- [Exercise requirements]
Please reproduce the entire listing exactly.
◇ ◇ ◇ ◇ ◇ ◇ ◇
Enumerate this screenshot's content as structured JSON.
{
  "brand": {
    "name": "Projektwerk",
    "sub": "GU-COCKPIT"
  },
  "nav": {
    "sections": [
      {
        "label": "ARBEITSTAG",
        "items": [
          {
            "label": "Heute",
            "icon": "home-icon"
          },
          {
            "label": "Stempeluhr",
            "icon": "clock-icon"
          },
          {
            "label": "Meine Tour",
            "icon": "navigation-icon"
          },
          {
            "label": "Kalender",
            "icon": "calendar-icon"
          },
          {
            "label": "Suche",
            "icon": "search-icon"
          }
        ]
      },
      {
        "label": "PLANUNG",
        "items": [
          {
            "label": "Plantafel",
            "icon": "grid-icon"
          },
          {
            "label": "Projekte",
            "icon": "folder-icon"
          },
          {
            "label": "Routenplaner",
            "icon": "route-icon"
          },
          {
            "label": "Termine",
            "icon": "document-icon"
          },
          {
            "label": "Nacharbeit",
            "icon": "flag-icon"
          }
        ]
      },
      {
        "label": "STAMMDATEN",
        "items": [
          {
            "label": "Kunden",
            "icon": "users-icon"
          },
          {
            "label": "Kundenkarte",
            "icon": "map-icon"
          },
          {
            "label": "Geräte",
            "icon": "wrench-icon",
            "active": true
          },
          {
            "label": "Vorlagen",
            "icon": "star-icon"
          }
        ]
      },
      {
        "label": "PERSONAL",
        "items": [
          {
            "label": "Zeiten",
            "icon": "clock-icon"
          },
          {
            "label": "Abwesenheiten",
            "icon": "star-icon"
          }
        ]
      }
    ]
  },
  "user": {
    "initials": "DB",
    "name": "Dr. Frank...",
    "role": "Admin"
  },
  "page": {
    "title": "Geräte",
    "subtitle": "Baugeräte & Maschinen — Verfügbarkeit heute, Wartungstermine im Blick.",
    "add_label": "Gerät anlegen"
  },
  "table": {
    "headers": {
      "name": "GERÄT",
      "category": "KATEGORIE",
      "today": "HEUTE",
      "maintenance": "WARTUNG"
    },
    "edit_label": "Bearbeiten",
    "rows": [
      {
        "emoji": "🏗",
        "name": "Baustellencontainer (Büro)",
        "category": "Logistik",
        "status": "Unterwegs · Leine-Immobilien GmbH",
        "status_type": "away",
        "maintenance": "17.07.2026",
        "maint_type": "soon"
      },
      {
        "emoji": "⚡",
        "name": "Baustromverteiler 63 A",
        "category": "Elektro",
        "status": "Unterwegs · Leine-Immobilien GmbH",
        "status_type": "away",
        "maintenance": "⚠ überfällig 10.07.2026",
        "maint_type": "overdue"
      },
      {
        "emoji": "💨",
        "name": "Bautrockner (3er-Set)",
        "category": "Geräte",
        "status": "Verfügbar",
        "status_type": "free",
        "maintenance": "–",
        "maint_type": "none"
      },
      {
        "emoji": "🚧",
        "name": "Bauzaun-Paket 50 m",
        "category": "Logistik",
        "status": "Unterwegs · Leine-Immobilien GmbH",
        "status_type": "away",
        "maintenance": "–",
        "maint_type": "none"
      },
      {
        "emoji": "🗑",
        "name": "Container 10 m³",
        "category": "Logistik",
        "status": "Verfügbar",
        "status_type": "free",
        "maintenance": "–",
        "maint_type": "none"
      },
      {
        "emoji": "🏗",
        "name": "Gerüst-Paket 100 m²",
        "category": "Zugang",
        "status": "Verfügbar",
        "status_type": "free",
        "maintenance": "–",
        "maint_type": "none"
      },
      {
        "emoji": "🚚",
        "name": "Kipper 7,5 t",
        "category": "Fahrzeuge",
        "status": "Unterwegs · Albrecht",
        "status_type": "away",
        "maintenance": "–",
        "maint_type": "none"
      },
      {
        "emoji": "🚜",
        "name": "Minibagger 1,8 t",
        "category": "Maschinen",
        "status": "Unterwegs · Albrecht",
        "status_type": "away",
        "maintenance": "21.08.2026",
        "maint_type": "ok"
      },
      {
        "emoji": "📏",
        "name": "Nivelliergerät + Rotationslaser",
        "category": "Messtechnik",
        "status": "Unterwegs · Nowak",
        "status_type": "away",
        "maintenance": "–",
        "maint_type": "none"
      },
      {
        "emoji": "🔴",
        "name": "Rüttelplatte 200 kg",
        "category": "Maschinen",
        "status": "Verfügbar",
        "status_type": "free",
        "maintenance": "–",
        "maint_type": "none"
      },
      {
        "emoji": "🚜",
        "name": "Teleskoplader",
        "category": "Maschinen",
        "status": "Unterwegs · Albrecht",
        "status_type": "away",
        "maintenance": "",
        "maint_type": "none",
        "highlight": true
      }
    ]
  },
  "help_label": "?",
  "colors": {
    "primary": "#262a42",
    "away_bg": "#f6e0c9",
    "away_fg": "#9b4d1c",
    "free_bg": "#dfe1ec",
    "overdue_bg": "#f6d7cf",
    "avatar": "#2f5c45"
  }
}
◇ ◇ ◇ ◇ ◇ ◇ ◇
- [The answer]
Enumerate this screenshot's content as structured JSON.
{
  "brand": {
    "name": "Projektwerk",
    "sub": "GU-COCKPIT"
  },
  "nav": {
    "sections": [
      {
        "label": "ARBEITSTAG",
        "items": [
          {
            "label": "Heute",
            "icon": "home-icon"
          },
          {
            "label": "Stempeluhr",
            "icon": "clock-icon"
          },
          {
            "label": "Meine Tour",
            "icon": "navigation-icon"
          },
          {
            "label": "Kalender",
            "icon": "calendar-icon"
          },
          {
            "label": "Suche",
            "icon": "search-icon"
          }
        ]
      },
      {
        "label": "PLANUNG",
        "items": [
          {
            "label": "Plantafel",
            "icon": "grid-icon"
          },
          {
            "label": "Projekte",
            "icon": "folder-icon"
          },
          {
            "label": "Routenplaner",
            "icon": "route-icon"
          },
          {
            "label": "Termine",
            "icon": "document-icon"
          },
          {
            "label": "Nacharbeit",
            "icon": "flag-icon"
          }
        ]
      },
      {
        "label": "STAMMDATEN",
        "items": [
          {
            "label": "Kunden",
            "icon": "users-icon"
          },
          {
            "label": "Kundenkarte",
            "icon": "map-icon"
          },
          {
            "label": "Geräte",
            "icon": "wrench-icon",
            "active": true
          },
          {
            "label": "Vorlagen",
            "icon": "star-icon"
          }
        ]
      },
      {
        "label": "PERSONAL",
        "items": [
          {
            "label": "Zeiten",
            "icon": "clock-icon"
          },
          {
            "label": "Abwesenheiten",
            "icon": "star-icon"
          }
        ]
      }
    ]
  },
  "user": {
    "initials": "DB",
    "name": "Dr. Frank...",
    "role": "Admin"
  },
  "page": {
    "title": "Geräte",
    "subtitle": "Baugeräte & Maschinen — Verfügbarkeit heute, Wartungstermine im Blick.",
    "add_label": "Gerät anlegen"
  },
  "table": {
    "headers": {
      "name": "GERÄT",
      "category": "KATEGORIE",
      "today": "HEUTE",
      "maintenance": "WARTUNG"
    },
    "edit_label": "Bearbeiten",
    "rows": [
      {
        "emoji": "🏗",
        "name": "Baustellencontainer (Büro)",
        "category": "Logistik",
        "status": "Unterwegs · Leine-Immobilien GmbH",
        "status_type": "away",
        "maintenance": "17.07.2026",
        "maint_type": "soon"
      },
      {
        "emoji": "⚡",
        "name": "Baustromverteiler 63 A",
        "category": "Elektro",
        "status": "Unterwegs · Leine-Immobilien GmbH",
        "status_type": "away",
        "maintenance": "⚠ überfällig 10.07.2026",
        "maint_type": "overdue"
      },
      {
        "emoji": "💨",
        "name": "Bautrockner (3er-Set)",
        "category": "Geräte",
        "status": "Verfügbar",
        "status_type": "free",
        "maintenance": "–",
        "maint_type": "none"
      },
      {
        "emoji": "🚧",
        "name": "Bauzaun-Paket 50 m",
        "category": "Logistik",
        "status": "Unterwegs · Leine-Immobilien GmbH",
        "status_type": "away",
        "maintenance": "–",
        "maint_type": "none"
      },
      {
        "emoji": "🗑",
        "name": "Container 10 m³",
        "category": "Logistik",
        "status": "Verfügbar",
        "status_type": "free",
        "maintenance": "–",
        "maint_type": "none"
      },
      {
        "emoji": "🏗",
        "name": "Gerüst-Paket 100 m²",
        "category": "Zugang",
        "status": "Verfügbar",
        "status_type": "free",
        "maintenance": "–",
        "maint_type": "none"
      },
      {
        "emoji": "🚚",
        "name": "Kipper 7,5 t",
        "category": "Fahrzeuge",
        "status": "Unterwegs · Albrecht",
        "status_type": "away",
        "maintenance": "–",
        "maint_type": "none"
      },
      {
        "emoji": "🚜",
        "name": "Minibagger 1,8 t",
        "category": "Maschinen",
        "status": "Unterwegs · Albrecht",
        "status_type": "away",
        "maintenance": "21.08.2026",
        "maint_type": "ok"
      },
      {
        "emoji": "📏",
        "name": "Nivelliergerät + Rotationslaser",
        "category": "Messtechnik",
        "status": "Unterwegs · Nowak",
        "status_type": "away",
        "maintenance": "–",
        "maint_type": "none"
      },
      {
        "emoji": "🔴",
        "name": "Rüttelplatte 200 kg",
        "category": "Maschinen",
        "status": "Verfügbar",
        "status_type": "free",
        "maintenance": "–",
        "maint_type": "none"
      },
      {
        "emoji": "🚜",
        "name": "Teleskoplader",
        "category": "Maschinen",
        "status": "Unterwegs · Albrecht",
        "status_type": "away",
        "maintenance": "",
        "maint_type": "none",
        "highlight": true
      }
    ]
  },
  "help_label": "?",
  "colors": {
    "primary": "#262a42",
    "away_bg": "#f6e0c9",
    "away_fg": "#9b4d1c",
    "free_bg": "#dfe1ec",
    "overdue_bg": "#f6d7cf",
    "avatar": "#2f5c45"
  }
}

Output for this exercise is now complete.